**ABOUT THIS TASK:** Leave the pictures out and reproduce all the entries word for word.

**DATA EXTRACT:**
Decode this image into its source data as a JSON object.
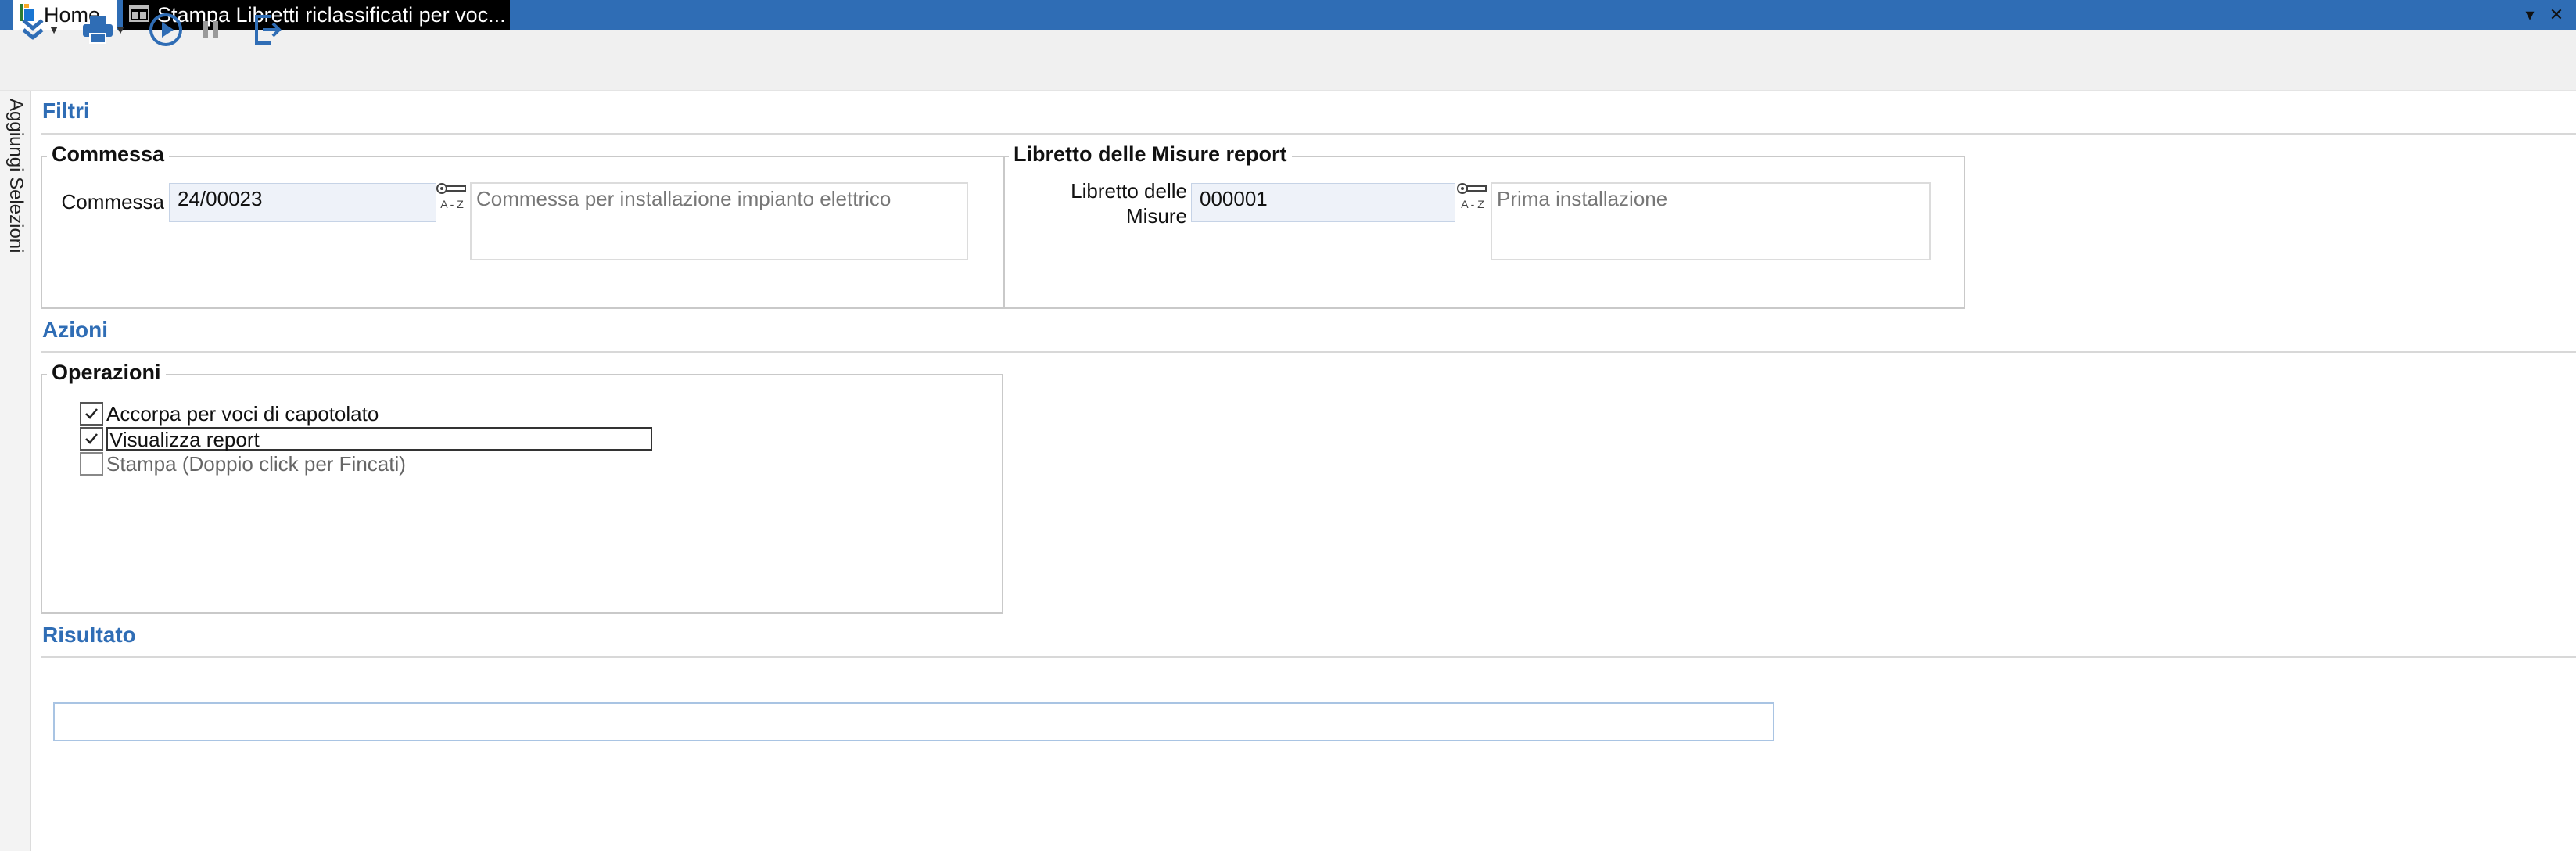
{
  "tabs": {
    "home": "Home",
    "active": "Stampa Libretti riclassificati per voc..."
  },
  "window_controls": {
    "minimize": "▾",
    "close": "✕"
  },
  "toolbar": {
    "icons": [
      "expand-icon",
      "print-icon",
      "play-icon",
      "pause-icon",
      "exit-icon"
    ]
  },
  "side_panel": {
    "label": "Aggiungi Selezioni"
  },
  "sections": {
    "filtri": "Filtri",
    "azioni": "Azioni",
    "risultato": "Risultato"
  },
  "commessa": {
    "group_title": "Commessa",
    "label": "Commessa",
    "value": "24/00023",
    "description": "Commessa per installazione impianto elettrico"
  },
  "libretto": {
    "group_title": "Libretto delle Misure report",
    "label_line1": "Libretto delle",
    "label_line2": "Misure",
    "value": "000001",
    "description": "Prima installazione"
  },
  "lookup_icon": {
    "text": "A - Z"
  },
  "operazioni": {
    "group_title": "Operazioni",
    "options": [
      {
        "label": "Accorpa per voci di capotolato",
        "checked": true,
        "enabled": true
      },
      {
        "label": "Visualizza report",
        "checked": true,
        "enabled": true
      },
      {
        "label": "Stampa (Doppio click per Fincati)",
        "checked": false,
        "enabled": false
      }
    ]
  },
  "risultato": {
    "value": ""
  },
  "colors": {
    "accent": "#2f6db5",
    "titlebar": "#2f6db5",
    "field_bg": "#eef2f9"
  }
}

**EXERCISE OUTPUT:**
Decode this image into its source data as a JSON object.
{
  "tabs": {
    "home": "Home",
    "active": "Stampa Libretti riclassificati per voc..."
  },
  "window_controls": {
    "minimize": "▾",
    "close": "✕"
  },
  "toolbar": {
    "icons": [
      "expand-icon",
      "print-icon",
      "play-icon",
      "pause-icon",
      "exit-icon"
    ]
  },
  "side_panel": {
    "label": "Aggiungi Selezioni"
  },
  "sections": {
    "filtri": "Filtri",
    "azioni": "Azioni",
    "risultato": "Risultato"
  },
  "commessa": {
    "group_title": "Commessa",
    "label": "Commessa",
    "value": "24/00023",
    "description": "Commessa per installazione impianto elettrico"
  },
  "libretto": {
    "group_title": "Libretto delle Misure report",
    "label_line1": "Libretto delle",
    "label_line2": "Misure",
    "value": "000001",
    "description": "Prima installazione"
  },
  "lookup_icon": {
    "text": "A - Z"
  },
  "operazioni": {
    "group_title": "Operazioni",
    "options": [
      {
        "label": "Accorpa per voci di capotolato",
        "checked": true,
        "enabled": true
      },
      {
        "label": "Visualizza report",
        "checked": true,
        "enabled": true
      },
      {
        "label": "Stampa (Doppio click per Fincati)",
        "checked": false,
        "enabled": false
      }
    ]
  },
  "risultato": {
    "value": ""
  },
  "colors": {
    "accent": "#2f6db5",
    "titlebar": "#2f6db5",
    "field_bg": "#eef2f9"
  }
}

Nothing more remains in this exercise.